Start of SOURCE MATERIAL

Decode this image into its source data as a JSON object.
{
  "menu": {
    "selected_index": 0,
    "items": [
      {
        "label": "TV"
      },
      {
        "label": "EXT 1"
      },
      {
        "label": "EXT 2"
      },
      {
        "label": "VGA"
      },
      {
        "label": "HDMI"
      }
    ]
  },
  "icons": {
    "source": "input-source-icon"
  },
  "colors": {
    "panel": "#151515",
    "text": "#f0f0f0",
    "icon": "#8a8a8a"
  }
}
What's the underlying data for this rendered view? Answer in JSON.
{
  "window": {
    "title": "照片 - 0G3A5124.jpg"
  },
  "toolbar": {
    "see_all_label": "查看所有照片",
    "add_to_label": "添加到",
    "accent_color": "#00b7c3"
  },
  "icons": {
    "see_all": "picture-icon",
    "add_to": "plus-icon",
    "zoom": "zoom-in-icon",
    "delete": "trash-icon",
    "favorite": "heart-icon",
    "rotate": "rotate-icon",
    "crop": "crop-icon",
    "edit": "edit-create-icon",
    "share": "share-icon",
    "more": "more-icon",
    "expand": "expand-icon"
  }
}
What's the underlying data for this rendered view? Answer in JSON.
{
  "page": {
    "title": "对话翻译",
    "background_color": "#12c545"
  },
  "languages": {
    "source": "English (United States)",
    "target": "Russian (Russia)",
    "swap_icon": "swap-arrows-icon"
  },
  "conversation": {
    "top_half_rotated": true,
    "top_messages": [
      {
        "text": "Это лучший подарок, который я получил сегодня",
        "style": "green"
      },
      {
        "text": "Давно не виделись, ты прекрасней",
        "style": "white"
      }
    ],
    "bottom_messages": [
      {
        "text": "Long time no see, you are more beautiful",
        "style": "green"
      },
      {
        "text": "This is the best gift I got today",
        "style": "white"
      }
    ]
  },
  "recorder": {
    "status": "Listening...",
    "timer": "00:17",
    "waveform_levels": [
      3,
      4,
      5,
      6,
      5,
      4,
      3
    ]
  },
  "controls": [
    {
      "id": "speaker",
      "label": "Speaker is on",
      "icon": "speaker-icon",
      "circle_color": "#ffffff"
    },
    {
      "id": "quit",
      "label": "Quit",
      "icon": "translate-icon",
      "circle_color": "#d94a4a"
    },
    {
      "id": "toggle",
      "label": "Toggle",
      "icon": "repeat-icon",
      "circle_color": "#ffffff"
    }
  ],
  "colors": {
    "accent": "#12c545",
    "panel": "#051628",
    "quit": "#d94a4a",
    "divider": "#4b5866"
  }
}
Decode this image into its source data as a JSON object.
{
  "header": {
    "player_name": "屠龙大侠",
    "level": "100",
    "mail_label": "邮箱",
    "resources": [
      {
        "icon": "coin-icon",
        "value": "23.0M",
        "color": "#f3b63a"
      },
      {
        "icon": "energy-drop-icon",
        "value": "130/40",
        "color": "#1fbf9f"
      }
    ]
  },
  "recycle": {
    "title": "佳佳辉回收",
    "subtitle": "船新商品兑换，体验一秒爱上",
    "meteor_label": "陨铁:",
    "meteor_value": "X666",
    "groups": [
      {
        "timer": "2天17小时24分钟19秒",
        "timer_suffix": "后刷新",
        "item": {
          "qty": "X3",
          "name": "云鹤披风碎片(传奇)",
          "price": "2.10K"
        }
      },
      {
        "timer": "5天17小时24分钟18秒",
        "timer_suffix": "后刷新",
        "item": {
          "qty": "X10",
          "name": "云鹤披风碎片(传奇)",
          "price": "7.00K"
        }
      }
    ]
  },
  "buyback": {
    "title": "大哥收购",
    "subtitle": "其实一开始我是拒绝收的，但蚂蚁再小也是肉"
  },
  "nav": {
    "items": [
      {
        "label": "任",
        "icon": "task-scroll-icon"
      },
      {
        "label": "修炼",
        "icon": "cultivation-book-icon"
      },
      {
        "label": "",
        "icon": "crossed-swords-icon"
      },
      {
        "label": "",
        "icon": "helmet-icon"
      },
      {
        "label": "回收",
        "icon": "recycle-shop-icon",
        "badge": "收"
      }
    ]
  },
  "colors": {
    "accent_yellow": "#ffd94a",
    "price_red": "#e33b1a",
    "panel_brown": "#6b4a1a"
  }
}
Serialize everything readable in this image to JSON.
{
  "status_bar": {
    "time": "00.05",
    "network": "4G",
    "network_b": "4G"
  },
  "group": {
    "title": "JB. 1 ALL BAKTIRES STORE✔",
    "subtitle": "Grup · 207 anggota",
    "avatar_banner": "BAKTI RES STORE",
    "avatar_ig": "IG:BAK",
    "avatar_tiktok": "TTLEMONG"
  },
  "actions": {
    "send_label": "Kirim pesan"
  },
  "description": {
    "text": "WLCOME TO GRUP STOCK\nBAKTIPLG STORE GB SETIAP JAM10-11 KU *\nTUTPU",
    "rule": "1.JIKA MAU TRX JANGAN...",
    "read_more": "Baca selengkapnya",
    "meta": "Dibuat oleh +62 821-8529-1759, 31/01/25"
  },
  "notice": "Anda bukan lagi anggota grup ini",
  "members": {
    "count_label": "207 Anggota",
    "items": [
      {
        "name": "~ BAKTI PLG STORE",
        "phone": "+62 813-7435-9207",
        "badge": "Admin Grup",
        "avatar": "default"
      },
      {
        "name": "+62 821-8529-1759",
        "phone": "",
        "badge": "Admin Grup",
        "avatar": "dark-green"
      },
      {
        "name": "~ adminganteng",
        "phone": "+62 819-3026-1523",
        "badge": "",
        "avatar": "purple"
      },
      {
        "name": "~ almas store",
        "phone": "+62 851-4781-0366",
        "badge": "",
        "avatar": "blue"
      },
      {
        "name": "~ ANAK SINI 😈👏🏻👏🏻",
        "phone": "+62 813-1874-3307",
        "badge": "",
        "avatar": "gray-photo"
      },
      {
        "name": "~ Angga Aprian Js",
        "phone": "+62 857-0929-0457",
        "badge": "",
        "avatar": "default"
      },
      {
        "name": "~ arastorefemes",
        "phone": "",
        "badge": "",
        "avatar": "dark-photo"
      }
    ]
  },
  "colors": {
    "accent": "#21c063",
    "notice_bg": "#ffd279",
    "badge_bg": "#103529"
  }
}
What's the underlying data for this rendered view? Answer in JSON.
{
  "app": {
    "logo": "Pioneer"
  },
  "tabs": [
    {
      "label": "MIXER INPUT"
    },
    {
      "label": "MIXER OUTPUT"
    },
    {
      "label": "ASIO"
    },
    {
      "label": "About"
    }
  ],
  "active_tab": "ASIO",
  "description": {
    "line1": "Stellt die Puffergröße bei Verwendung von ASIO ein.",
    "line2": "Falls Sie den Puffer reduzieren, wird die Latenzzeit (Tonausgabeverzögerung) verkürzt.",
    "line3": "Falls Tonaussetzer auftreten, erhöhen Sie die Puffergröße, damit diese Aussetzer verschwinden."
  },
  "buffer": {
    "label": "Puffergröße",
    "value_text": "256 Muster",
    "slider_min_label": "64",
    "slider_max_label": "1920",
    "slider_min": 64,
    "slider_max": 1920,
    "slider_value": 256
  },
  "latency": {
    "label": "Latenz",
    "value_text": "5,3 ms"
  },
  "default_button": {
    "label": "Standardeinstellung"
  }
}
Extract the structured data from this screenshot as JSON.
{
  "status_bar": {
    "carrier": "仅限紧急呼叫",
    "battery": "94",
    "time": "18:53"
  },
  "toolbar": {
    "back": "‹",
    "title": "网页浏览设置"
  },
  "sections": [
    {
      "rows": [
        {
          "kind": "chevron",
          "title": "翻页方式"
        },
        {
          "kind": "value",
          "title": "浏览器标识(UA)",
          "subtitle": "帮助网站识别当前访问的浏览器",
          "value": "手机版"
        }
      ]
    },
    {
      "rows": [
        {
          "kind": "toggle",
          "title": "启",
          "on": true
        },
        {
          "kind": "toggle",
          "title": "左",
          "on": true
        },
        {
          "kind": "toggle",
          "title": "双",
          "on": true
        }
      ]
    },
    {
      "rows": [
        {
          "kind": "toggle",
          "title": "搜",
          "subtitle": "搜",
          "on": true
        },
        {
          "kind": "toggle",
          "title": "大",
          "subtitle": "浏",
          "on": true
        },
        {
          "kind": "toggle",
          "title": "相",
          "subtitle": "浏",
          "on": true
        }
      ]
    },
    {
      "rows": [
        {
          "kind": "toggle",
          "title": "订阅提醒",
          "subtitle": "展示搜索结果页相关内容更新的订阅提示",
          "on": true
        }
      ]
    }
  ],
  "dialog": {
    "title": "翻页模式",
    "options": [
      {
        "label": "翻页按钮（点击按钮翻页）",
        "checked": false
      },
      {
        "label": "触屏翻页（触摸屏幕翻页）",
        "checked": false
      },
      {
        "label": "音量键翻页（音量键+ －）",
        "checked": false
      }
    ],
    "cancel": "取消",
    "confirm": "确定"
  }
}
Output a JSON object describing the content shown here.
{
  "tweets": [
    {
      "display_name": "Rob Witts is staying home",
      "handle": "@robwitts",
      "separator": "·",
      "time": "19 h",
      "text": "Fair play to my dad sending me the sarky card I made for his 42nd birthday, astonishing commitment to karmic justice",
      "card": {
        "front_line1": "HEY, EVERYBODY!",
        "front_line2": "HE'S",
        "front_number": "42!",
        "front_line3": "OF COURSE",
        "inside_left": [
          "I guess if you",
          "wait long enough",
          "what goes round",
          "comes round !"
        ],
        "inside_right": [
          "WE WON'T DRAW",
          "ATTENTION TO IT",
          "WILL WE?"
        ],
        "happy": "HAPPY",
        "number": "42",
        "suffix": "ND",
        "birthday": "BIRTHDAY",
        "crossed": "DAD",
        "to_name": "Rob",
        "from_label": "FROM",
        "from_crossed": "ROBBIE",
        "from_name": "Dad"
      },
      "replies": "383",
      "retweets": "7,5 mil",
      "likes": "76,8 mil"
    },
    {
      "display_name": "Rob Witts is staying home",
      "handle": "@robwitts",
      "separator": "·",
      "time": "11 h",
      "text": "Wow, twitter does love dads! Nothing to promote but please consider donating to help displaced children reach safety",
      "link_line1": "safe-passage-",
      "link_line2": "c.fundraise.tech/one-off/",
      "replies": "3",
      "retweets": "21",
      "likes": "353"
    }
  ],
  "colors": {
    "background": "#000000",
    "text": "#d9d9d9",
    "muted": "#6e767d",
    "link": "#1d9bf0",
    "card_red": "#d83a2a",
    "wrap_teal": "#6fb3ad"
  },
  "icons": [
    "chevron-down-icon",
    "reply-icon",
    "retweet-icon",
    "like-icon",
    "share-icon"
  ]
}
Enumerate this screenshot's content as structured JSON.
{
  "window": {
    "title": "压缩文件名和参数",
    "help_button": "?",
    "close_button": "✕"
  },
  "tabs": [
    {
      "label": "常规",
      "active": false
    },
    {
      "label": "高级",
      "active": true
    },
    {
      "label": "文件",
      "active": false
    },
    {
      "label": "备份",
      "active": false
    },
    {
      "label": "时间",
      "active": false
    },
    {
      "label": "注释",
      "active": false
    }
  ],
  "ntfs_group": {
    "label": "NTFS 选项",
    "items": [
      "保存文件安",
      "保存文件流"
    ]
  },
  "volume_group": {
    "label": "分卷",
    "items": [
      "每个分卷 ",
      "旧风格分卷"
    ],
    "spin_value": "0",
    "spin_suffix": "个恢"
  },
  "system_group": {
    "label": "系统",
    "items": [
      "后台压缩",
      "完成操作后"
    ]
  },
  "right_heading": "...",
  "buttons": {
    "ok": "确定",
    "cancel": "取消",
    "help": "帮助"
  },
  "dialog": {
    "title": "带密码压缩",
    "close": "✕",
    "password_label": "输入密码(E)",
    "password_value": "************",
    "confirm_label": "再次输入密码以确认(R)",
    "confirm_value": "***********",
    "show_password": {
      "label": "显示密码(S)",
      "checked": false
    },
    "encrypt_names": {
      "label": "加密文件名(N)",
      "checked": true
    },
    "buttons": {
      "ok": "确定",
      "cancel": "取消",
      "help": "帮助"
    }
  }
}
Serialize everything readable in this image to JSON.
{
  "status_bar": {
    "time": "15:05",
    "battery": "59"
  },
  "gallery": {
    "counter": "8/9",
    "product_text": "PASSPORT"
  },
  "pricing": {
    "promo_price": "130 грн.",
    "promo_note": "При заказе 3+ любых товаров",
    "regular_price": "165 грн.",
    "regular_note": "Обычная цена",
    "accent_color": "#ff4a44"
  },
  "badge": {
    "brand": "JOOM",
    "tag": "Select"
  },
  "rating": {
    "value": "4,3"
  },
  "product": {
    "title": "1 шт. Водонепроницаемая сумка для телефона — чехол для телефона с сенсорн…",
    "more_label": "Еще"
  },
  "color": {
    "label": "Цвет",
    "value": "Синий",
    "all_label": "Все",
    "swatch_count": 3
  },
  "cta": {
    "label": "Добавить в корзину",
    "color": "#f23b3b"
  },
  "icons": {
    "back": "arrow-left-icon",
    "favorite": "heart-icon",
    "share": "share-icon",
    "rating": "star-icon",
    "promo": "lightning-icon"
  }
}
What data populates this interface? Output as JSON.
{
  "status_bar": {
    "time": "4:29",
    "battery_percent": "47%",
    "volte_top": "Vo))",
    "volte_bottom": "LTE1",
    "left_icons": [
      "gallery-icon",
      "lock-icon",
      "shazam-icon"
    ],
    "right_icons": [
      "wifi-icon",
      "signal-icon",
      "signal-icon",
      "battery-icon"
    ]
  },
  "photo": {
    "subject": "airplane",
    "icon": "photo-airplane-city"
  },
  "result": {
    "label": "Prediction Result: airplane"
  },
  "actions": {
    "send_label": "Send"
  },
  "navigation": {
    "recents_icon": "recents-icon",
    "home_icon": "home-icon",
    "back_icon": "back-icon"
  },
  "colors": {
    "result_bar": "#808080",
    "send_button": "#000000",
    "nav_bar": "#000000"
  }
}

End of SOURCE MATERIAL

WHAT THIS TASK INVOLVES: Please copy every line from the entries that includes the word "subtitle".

ANSWER TO THIS TASK:
    "subtitle": "船新商品兑换，体验一秒爱上",
    "subtitle": "其实一开始我是拒绝收的，但蚂蚁再小也是肉"
    "subtitle": "Grup · 207 anggota",
          "subtitle": "帮助网站识别当前访问的浏览器",
          "subtitle": "搜",
          "subtitle": "浏",
          "subtitle": "浏",
          "subtitle": "展示搜索结果页相关内容更新的订阅提示",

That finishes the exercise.